Injectable Wrinkle Reducers

Everything You Need to Know About Sebaceous Cysts, Including Treatment and Removal

woman with sebaceous cyst

In an industry that truly emphasizes all things beauty, it’s pretty ironic how often less-than-glamorous, arguably “gross” topics come up. Case in point: the treatment and removal of sebaceous cysts, those benign but unsightly and sometimes painful bumps filled with thick, yellowish sebum. For the full rundown on what sebaceous cysts are, why they develop, and the best sebaceous cyst treatment and removal methods, we spoke to NYC-based board-certified dermatologist Debra Jaliman, MD. Keep reading to discover her tips.

What is a sebaceous cyst?

Sebaceous cysts are non-cancerous growths that typically develop on the face, neck, and back. They’re round in shape and start small — approximately the size of a pea. “Over time, they can grow to the size of a golf ball or larger,” explains Dr. Jaliman. “They are usually soft to the touch due to what they are filled with: a yellowish, cheesy substance that smells pretty foul.”

Sebaceous cysts develop within sebaceous glands, which are responsible for producing oil. When a gland becomes damaged or clogged, there’s a backup of oil and keratin that causes the cyst to develop. In addition to trauma, genetics can play a role in who is most likely to experience sebaceous cysts.

Can you squeeze a sebaceous cyst?

It might be tempting to start picking at your cyst, but Dr. Jaliman pleads that you do not. “Sebaceous cysts are internal, and one should never attempt to squeeze it,” she warns. “Doing so actually increases the risk of developing an infection.” 

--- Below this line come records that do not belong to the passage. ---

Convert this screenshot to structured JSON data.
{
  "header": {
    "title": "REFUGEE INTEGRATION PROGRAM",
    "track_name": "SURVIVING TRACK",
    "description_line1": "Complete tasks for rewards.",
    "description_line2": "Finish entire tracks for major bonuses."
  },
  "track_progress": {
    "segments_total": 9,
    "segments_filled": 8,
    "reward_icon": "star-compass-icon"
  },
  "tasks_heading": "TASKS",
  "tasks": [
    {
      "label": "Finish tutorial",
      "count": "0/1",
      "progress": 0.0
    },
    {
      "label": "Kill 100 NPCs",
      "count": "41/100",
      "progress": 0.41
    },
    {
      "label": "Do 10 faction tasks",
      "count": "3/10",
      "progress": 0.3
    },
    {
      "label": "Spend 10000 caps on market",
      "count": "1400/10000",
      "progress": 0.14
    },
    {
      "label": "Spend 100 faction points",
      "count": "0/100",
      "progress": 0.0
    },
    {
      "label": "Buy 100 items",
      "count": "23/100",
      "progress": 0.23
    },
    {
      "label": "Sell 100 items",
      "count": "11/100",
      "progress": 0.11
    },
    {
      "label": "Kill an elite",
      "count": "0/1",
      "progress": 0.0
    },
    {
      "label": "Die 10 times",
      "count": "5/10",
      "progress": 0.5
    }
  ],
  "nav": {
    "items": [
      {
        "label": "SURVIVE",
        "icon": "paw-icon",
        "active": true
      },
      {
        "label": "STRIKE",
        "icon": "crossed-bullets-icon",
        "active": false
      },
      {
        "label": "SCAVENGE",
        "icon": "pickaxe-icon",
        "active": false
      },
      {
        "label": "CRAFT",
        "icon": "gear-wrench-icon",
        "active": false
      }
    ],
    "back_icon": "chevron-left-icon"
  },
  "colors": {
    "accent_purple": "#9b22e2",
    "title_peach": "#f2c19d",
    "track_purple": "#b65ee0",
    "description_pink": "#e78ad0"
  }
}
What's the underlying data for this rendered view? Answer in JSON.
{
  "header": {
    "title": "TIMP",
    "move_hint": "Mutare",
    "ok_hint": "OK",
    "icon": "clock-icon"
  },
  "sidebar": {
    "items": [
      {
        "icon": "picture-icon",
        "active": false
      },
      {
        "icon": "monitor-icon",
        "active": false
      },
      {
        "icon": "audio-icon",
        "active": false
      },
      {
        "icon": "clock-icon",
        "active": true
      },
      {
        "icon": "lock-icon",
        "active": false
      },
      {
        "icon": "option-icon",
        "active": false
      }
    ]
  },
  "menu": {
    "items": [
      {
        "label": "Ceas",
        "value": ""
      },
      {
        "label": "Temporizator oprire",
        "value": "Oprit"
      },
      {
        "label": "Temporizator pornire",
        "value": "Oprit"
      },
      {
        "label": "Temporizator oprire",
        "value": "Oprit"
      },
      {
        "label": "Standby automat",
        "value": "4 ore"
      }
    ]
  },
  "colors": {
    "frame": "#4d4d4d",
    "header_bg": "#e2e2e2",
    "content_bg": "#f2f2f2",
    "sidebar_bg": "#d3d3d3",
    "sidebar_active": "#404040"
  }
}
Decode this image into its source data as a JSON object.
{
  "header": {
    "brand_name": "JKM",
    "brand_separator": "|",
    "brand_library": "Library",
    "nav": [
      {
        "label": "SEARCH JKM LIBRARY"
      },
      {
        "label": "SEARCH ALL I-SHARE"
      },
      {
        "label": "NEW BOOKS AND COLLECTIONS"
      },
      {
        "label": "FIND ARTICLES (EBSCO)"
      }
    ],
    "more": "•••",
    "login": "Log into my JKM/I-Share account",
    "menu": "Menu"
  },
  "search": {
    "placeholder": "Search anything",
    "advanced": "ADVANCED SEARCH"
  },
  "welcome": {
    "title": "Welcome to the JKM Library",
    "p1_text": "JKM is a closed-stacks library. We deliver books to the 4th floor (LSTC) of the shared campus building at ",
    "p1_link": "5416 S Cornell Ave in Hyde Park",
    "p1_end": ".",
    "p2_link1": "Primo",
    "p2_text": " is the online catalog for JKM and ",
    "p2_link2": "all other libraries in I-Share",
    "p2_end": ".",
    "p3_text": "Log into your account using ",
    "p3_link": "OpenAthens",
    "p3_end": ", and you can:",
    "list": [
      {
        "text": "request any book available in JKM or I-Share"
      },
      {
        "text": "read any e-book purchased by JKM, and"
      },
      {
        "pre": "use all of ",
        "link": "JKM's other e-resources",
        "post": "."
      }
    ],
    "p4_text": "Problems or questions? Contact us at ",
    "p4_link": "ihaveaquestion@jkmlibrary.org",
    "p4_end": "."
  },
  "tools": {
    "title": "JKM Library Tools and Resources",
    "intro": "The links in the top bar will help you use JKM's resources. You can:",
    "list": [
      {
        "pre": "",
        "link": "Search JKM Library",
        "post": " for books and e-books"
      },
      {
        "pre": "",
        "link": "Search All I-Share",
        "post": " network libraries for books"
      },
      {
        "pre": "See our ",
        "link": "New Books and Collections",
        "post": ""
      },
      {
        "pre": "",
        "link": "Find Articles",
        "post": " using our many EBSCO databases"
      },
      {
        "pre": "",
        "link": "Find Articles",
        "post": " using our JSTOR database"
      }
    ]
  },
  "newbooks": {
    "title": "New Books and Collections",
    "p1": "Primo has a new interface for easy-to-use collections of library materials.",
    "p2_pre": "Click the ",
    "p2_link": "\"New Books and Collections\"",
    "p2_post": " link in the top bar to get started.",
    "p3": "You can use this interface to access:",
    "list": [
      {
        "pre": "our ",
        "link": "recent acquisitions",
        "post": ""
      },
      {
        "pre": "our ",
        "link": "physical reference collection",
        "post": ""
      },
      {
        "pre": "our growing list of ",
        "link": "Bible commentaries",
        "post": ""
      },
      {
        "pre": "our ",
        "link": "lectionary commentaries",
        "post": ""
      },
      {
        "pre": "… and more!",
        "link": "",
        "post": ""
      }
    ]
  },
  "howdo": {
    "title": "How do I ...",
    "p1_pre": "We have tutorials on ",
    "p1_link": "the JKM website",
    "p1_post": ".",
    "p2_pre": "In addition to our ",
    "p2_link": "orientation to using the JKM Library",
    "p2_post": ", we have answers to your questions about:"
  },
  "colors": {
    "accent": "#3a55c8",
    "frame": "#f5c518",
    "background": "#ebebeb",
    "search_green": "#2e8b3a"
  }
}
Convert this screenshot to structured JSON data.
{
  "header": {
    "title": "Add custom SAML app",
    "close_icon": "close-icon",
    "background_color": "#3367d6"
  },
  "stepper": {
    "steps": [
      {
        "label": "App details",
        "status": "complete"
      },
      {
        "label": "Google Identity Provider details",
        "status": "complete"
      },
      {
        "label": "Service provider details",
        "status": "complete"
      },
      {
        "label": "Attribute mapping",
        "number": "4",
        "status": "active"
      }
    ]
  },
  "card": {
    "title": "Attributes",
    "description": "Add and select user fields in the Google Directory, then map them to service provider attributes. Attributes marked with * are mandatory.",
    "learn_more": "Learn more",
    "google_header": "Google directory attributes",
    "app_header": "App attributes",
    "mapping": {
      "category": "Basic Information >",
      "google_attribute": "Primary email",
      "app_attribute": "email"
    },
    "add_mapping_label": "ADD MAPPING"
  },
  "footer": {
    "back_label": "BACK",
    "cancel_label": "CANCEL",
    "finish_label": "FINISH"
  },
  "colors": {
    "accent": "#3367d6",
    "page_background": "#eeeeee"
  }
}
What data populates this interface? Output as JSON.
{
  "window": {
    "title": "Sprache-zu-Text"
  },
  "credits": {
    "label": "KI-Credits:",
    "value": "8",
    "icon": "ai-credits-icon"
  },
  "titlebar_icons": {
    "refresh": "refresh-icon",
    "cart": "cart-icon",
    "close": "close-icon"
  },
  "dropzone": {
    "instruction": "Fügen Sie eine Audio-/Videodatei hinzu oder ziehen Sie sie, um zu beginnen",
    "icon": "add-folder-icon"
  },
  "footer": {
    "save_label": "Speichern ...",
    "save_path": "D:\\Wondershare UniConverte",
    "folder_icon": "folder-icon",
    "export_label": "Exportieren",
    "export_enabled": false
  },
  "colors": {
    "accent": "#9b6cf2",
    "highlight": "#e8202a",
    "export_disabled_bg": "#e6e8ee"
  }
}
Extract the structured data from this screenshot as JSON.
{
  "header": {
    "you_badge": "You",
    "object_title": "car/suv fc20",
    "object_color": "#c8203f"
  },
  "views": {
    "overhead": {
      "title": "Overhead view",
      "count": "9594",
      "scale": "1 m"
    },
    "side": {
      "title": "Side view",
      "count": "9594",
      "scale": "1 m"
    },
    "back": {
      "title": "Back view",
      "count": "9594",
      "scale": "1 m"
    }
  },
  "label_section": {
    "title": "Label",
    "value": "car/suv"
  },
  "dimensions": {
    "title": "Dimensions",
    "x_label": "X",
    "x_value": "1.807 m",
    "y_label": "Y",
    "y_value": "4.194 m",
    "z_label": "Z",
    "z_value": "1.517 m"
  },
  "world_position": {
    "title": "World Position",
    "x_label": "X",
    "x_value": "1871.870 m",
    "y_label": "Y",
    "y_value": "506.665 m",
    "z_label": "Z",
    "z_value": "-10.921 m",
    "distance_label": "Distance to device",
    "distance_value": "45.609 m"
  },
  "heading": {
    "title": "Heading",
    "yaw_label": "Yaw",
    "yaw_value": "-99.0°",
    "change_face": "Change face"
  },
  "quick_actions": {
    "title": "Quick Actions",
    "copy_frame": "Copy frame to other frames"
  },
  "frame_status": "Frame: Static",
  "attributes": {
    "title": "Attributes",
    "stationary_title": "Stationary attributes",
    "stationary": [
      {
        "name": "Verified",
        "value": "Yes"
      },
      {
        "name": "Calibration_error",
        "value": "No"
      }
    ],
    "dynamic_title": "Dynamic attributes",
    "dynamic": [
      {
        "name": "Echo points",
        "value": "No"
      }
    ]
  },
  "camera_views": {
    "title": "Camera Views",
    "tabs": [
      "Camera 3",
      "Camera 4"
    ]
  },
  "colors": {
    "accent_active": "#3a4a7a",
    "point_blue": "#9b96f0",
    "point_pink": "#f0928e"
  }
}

In addition to potentially causing an infection and causing you a lot of unnecessary pain, squeezing a sebaceous cyst is a futile effort. It’s not akin to a whitehead or blackhead that can be coaxed out gently, nor is it like a filled pimple waiting to burst. Cysts can’t be removed by your fingers alone. If you’re prone to popping your own pimples, you might see a cyst as a unique challenge. But keep in mind that even if you do manage to drain it, it’s likely that you won’t be able to remove it in its entirety, which means you’ll need dermatological intervention eventually anyway.

OK, so if I can’t pop it myself, how do I treat and remove a sebaceous cyst?

Because sebaceous cysts are deeper under the skin, a topical treatment won’t do much. Luckily, if you’re dealing with a sebaceous cyst, the good news is that it can possibly go away on its own without treatment or removal. However, Dr. Jaliman notes that it’s entirely possible for a sebaceous cyst to flatten, only to reemerge if there’s still a blockage in the gland. It’s also possible that the cyst will stubbornly hang out like an unwelcomed guest, or worse, continue to get bigger.

“My best advice is to have a physician check it out for a proper diagnosis, especially if you’re experiencing any pain or discomfort, if you think the cyst could be infected, or if it’s recurring,” Dr. Jaliman advises. She adds that if a sebaceous cyst is simply bothering you aesthetically, that’s also a fine reason to enlist the help of a medical professional, who will examine the cyst and potentially lance it.

“A physician can safely puncture the sebaceous cyst and drain the entire inside,” explains Dr. Jaliman. “They can also surgically remove the cyst, which means it will likely not return. In this case, the entire wall that encapsulates the cyst is removed.” Your provider will determine the best course of action for you — just remember, that course of action will never include you popping your own cyst. Hands off!